Ferguson has followed anything but the perfect career path. A basketball player at Pepperdine--he played against the UCLA freshmen and Lew Alcindor--Ferguson graduated with a degree in history in 1969 and took his first job as athletic director for the San Fernando Valley Christian School. One problem: The school had no athletic teams.
So Ferguson worked feverishly--what else?--establishing a sports program for the 65 boys and girls in the high school. He coached a flag football team, started the basketball program and in the spring coached baseball and track at the same time.
"We would run our track people on the weekends and our baseball uniforms were blue jeans and a T-shirt," he said.
The basketball team played in a converted supermarket at the corner of 79th and Vermont in South Central Los Angeles near the old Pepperdine campus. The gym--tabbed the green monster--had a cement floor and low ceilings.
"It was a great place to use the press," he said. "We would trap players in the corner and they'd throw the ball into the low ceiling trying to get the ball up court. We never lost in the old green monster."
All those victories and $7,000 a year. What a deal. Six years later, he was hired at a junior high in Simi Valley and the former beach volleyball player got a substantial pay raise and his first volleyball team. The Sinaloa Junior High girls promptly went 0-6.
"I told the girls, 'Do you want to win or learn to play the game?' " he said. "They decided to learn the game. The next year we were 12-0."
Three years later, he was the Royal junior varsity girls' coach and was hired in 1984 as head coach. Sandy, whom he met a quarter-century ago playing beach volleyball, came with the package. Royal volleyball always has been a Ferguson family affair.
Son Travis and daughter Heidi seemingly grew up on the Royal bench. Travis, the Southern Section 3-A Division player of the year in 1992, earned a scholarship to UC San Diego and played at Cal State Northridge last season before deciding to give up the sport.
Heidi is a junior setter who is expected to join a growing legion of former Highlanders who have played in college.
Under Ferguson, 13 girls have played at Division I or II schools, and eight boys have earned college scholarships. This year Kevin Hambly was an All-American at Brigham Young.
Did someone say young? Not Ferguson. He's crowding 50 and wonders whether he can continue the pace. He will take an especially hard look at his career after Heidi's senior season. The smart money at Royal says he'll stay.
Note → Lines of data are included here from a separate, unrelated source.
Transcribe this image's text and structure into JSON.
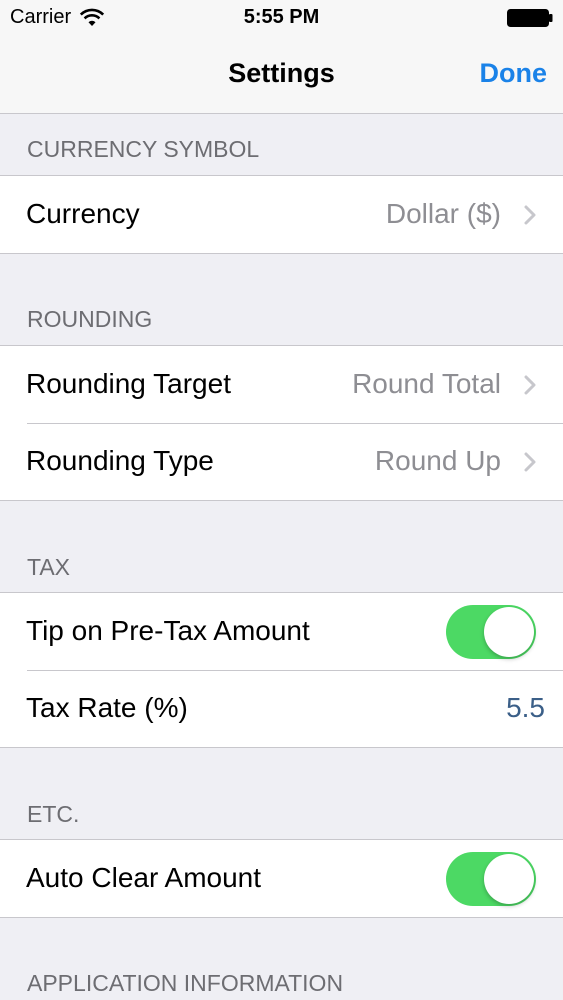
{
  "status_bar": {
    "carrier": "Carrier",
    "time": "5:55 PM",
    "wifi_icon": "wifi-icon",
    "battery_icon": "battery-icon"
  },
  "nav": {
    "title": "Settings",
    "done_label": "Done",
    "accent_color": "#1a82e8"
  },
  "sections": {
    "currency": {
      "header": "CURRENCY SYMBOL",
      "currency_label": "Currency",
      "currency_value": "Dollar ($)"
    },
    "rounding": {
      "header": "ROUNDING",
      "target_label": "Rounding Target",
      "target_value": "Round Total",
      "type_label": "Rounding Type",
      "type_value": "Round Up"
    },
    "tax": {
      "header": "TAX",
      "tip_label": "Tip on Pre-Tax Amount",
      "tip_enabled": true,
      "rate_label": "Tax Rate (%)",
      "rate_value": "5.5"
    },
    "etc": {
      "header": "ETC.",
      "auto_clear_label": "Auto Clear Amount",
      "auto_clear_enabled": true
    },
    "app_info": {
      "header": "APPLICATION INFORMATION"
    }
  },
  "colors": {
    "toggle_on": "#4cd964",
    "background": "#efeff4"
  }
}
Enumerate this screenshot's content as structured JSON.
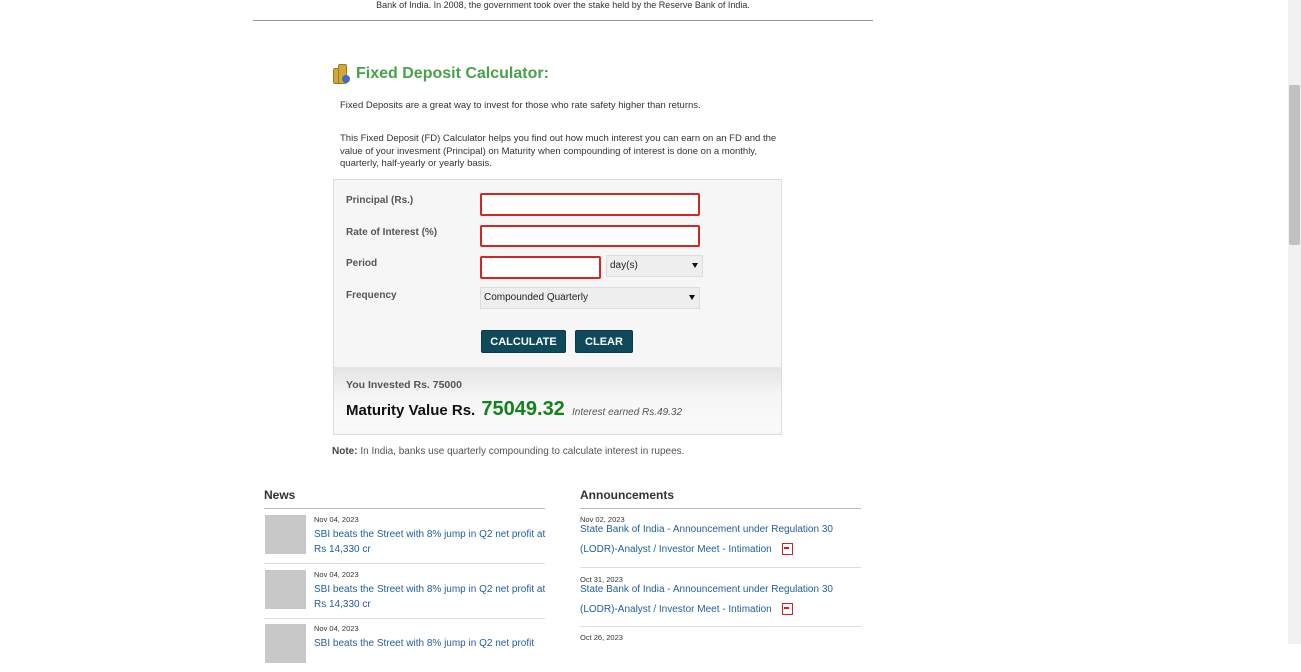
{
  "top_text": "Bank of India. In 2008, the government took over the stake held by the Reserve Bank of India.",
  "calculator": {
    "title": "Fixed Deposit Calculator:",
    "intro": "Fixed Deposits are a great way to invest for those who rate safety higher than returns.",
    "description": "This Fixed Deposit (FD) Calculator helps you find out how much interest you can earn on an FD and the value of your invesment (Principal) on Maturity when compounding of interest is done on a monthly, quarterly, half-yearly or yearly basis.",
    "principal_label": "Principal (Rs.)",
    "principal_value": "",
    "rate_label": "Rate of Interest (%)",
    "rate_value": "",
    "period_label": "Period",
    "period_value": "",
    "period_unit": "day(s)",
    "frequency_label": "Frequency",
    "frequency_value": "Compounded Quarterly",
    "calculate_label": "CALCULATE",
    "clear_label": "CLEAR",
    "invested_text": "You Invested Rs. 75000",
    "maturity_label": "Maturity Value Rs.",
    "maturity_value": "75049.32",
    "interest_text": "Interest earned Rs.49.32",
    "note_label": "Note:",
    "note_text": "In India, banks use quarterly compounding to calculate interest in rupees."
  },
  "news": {
    "title": "News",
    "items": [
      {
        "date": "Nov 04, 2023",
        "headline": "SBI beats the Street with 8% jump in Q2 net profit at Rs 14,330 cr"
      },
      {
        "date": "Nov 04, 2023",
        "headline": "SBI beats the Street with 8% jump in Q2 net profit at Rs 14,330 cr"
      },
      {
        "date": "Nov 04, 2023",
        "headline": "SBI beats the Street with 8% jump in Q2 net profit"
      }
    ]
  },
  "announcements": {
    "title": "Announcements",
    "items": [
      {
        "date": "Nov 02, 2023",
        "text": "State Bank of India - Announcement under Regulation 30 (LODR)-Analyst / Investor Meet - Intimation"
      },
      {
        "date": "Oct 31, 2023",
        "text": "State Bank of India - Announcement under Regulation 30 (LODR)-Analyst / Investor Meet - Intimation"
      },
      {
        "date": "Oct 26, 2023",
        "text": ""
      }
    ]
  },
  "colors": {
    "accent_green": "#45a348",
    "maturity_green": "#11821c",
    "button": "#0e4a5a",
    "error_border": "#d42424",
    "link": "#1f5e9e"
  }
}
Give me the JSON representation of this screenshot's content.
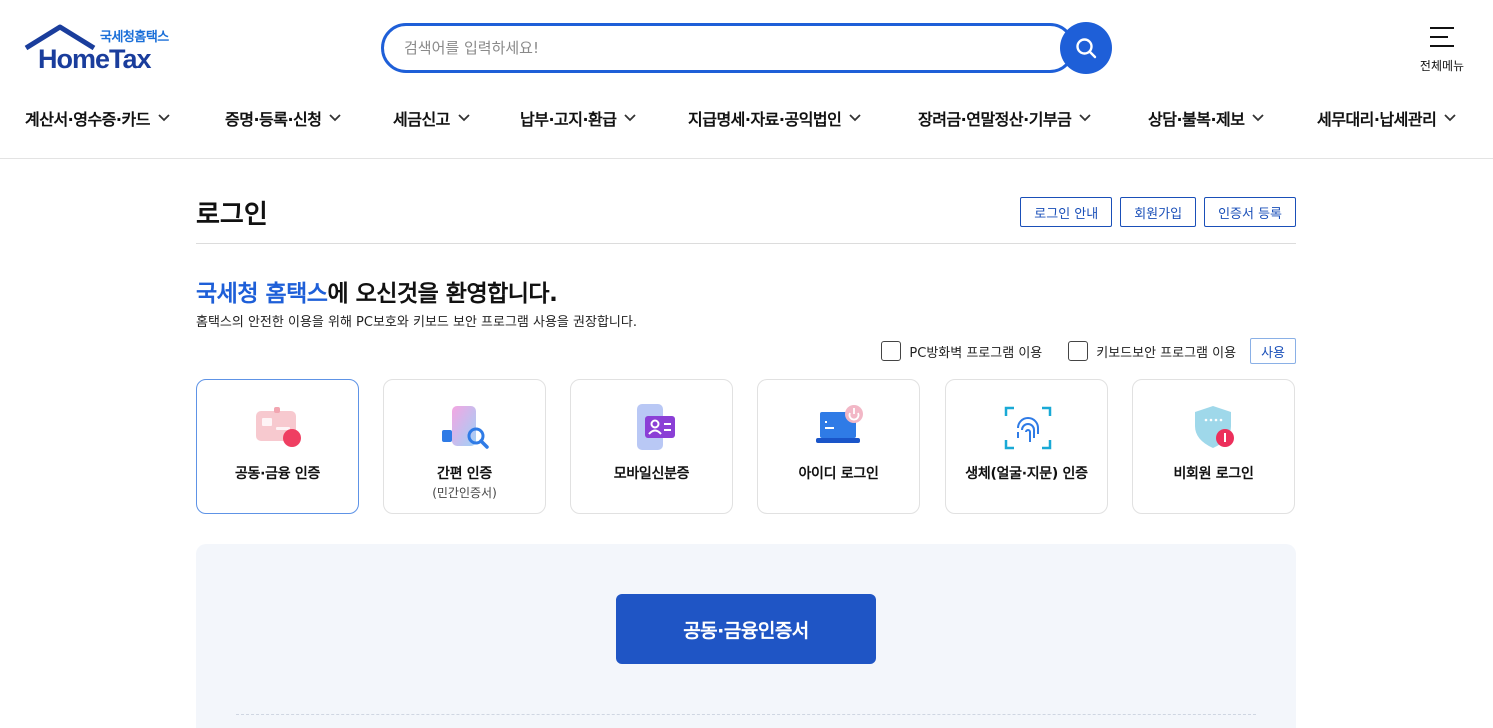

"He's very honored by the Hall of Fame award and very proud of what he has done," Sandy said. "Not much has changed from when he first started. He still works so hard. He's had the [diabetes] attacks but they're not job-connected. He just doesn't monitor himself enough.
"In fact, I would worry about him if he stopped working."